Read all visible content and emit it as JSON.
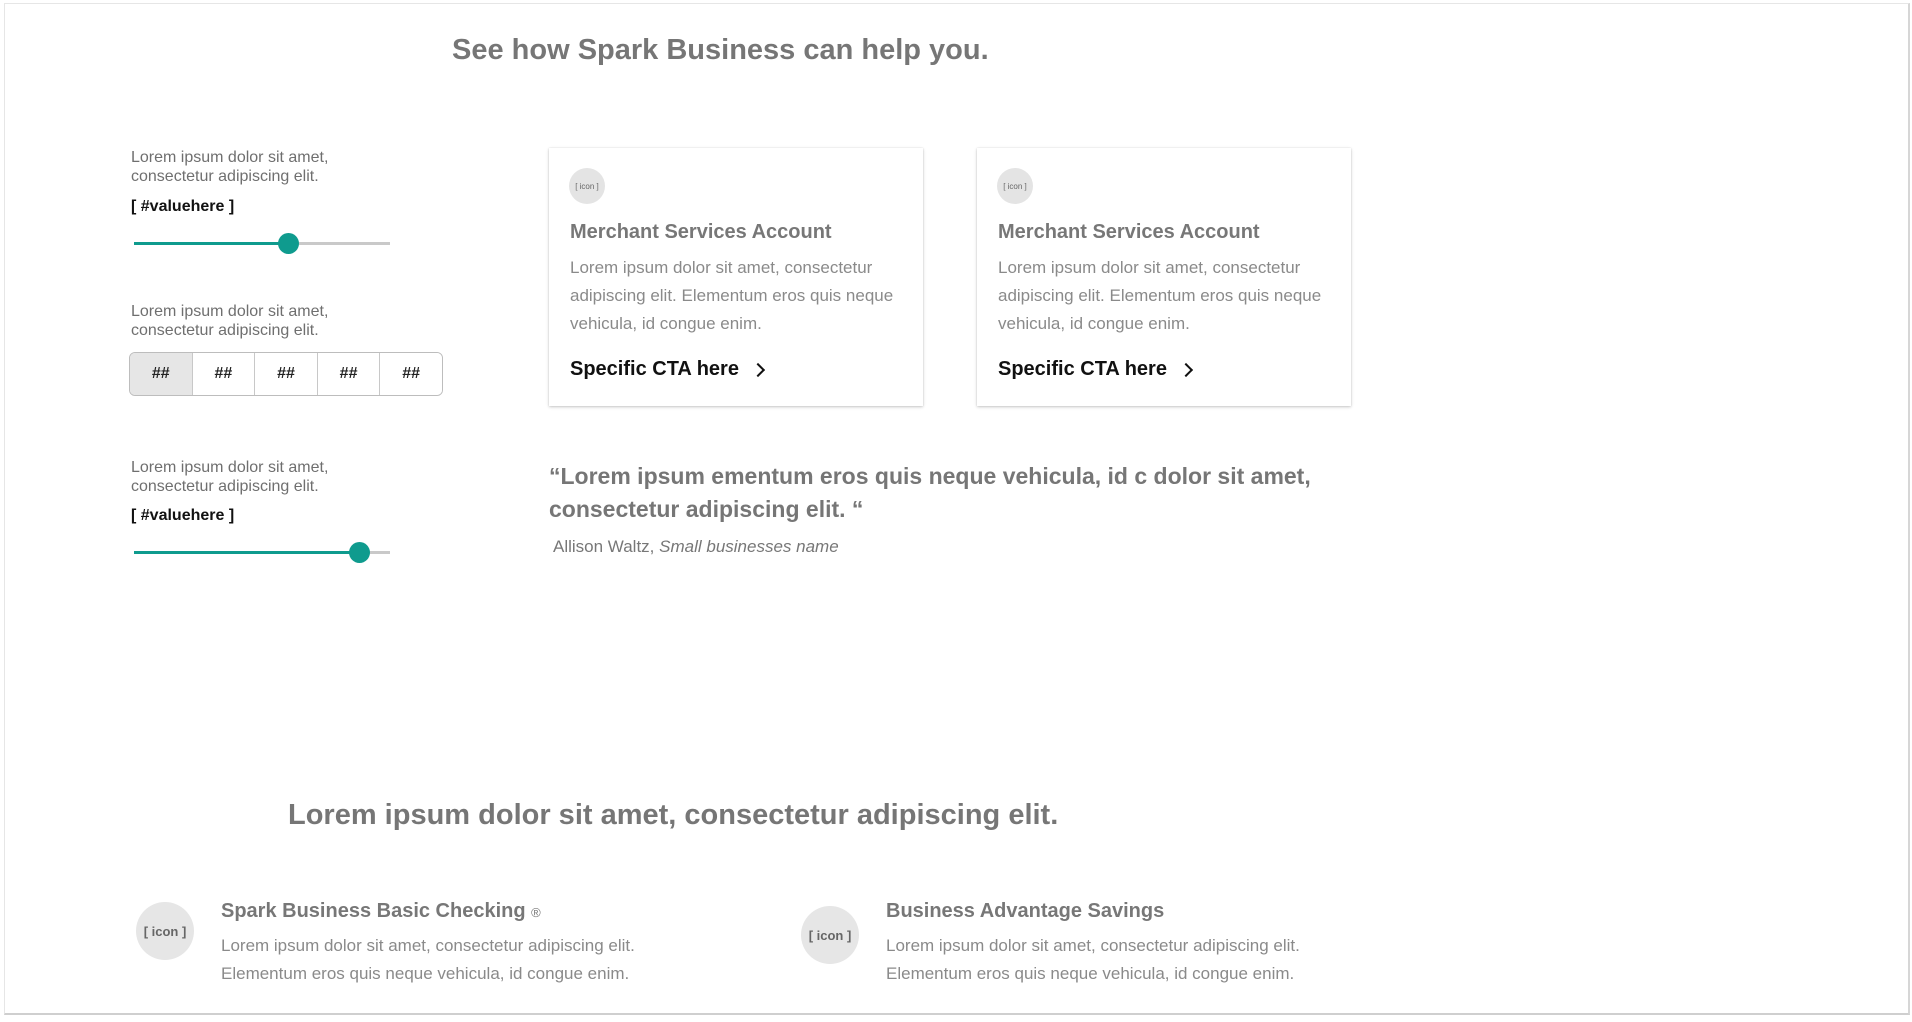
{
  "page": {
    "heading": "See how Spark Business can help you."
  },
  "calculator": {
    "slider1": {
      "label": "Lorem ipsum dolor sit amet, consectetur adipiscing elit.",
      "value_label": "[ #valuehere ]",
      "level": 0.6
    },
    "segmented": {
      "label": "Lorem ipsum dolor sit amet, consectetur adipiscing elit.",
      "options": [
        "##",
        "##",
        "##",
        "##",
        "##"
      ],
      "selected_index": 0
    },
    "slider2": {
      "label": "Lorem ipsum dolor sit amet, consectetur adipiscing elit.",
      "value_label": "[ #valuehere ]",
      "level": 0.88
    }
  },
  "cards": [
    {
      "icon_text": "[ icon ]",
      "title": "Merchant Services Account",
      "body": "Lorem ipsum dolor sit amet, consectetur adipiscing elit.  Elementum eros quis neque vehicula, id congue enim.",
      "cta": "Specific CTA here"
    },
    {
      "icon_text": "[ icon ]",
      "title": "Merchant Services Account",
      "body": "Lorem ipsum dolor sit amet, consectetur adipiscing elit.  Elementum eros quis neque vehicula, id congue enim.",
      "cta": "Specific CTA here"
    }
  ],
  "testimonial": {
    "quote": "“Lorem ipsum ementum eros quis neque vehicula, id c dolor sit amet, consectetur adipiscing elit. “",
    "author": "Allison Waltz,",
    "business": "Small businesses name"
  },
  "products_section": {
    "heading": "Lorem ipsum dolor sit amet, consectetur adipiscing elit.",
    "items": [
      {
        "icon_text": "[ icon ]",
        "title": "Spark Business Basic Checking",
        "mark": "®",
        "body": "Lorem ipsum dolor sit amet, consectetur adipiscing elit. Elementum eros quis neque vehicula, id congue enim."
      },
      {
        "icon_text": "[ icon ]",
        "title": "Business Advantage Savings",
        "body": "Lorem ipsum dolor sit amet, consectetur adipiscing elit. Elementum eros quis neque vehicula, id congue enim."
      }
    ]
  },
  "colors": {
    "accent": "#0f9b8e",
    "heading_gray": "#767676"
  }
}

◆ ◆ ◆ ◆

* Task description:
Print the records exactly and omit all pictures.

* Reply to the exercise:
Read all visible content and emit it as JSON.
{
  "page": {
    "heading": "See how Spark Business can help you."
  },
  "calculator": {
    "slider1": {
      "label": "Lorem ipsum dolor sit amet, consectetur adipiscing elit.",
      "value_label": "[ #valuehere ]",
      "level": 0.6
    },
    "segmented": {
      "label": "Lorem ipsum dolor sit amet, consectetur adipiscing elit.",
      "options": [
        "##",
        "##",
        "##",
        "##",
        "##"
      ],
      "selected_index": 0
    },
    "slider2": {
      "label": "Lorem ipsum dolor sit amet, consectetur adipiscing elit.",
      "value_label": "[ #valuehere ]",
      "level": 0.88
    }
  },
  "cards": [
    {
      "icon_text": "[ icon ]",
      "title": "Merchant Services Account",
      "body": "Lorem ipsum dolor sit amet, consectetur adipiscing elit.  Elementum eros quis neque vehicula, id congue enim.",
      "cta": "Specific CTA here"
    },
    {
      "icon_text": "[ icon ]",
      "title": "Merchant Services Account",
      "body": "Lorem ipsum dolor sit amet, consectetur adipiscing elit.  Elementum eros quis neque vehicula, id congue enim.",
      "cta": "Specific CTA here"
    }
  ],
  "testimonial": {
    "quote": "“Lorem ipsum ementum eros quis neque vehicula, id c dolor sit amet, consectetur adipiscing elit. “",
    "author": "Allison Waltz,",
    "business": "Small businesses name"
  },
  "products_section": {
    "heading": "Lorem ipsum dolor sit amet, consectetur adipiscing elit.",
    "items": [
      {
        "icon_text": "[ icon ]",
        "title": "Spark Business Basic Checking",
        "mark": "®",
        "body": "Lorem ipsum dolor sit amet, consectetur adipiscing elit. Elementum eros quis neque vehicula, id congue enim."
      },
      {
        "icon_text": "[ icon ]",
        "title": "Business Advantage Savings",
        "body": "Lorem ipsum dolor sit amet, consectetur adipiscing elit. Elementum eros quis neque vehicula, id congue enim."
      }
    ]
  },
  "colors": {
    "accent": "#0f9b8e",
    "heading_gray": "#767676"
  }
}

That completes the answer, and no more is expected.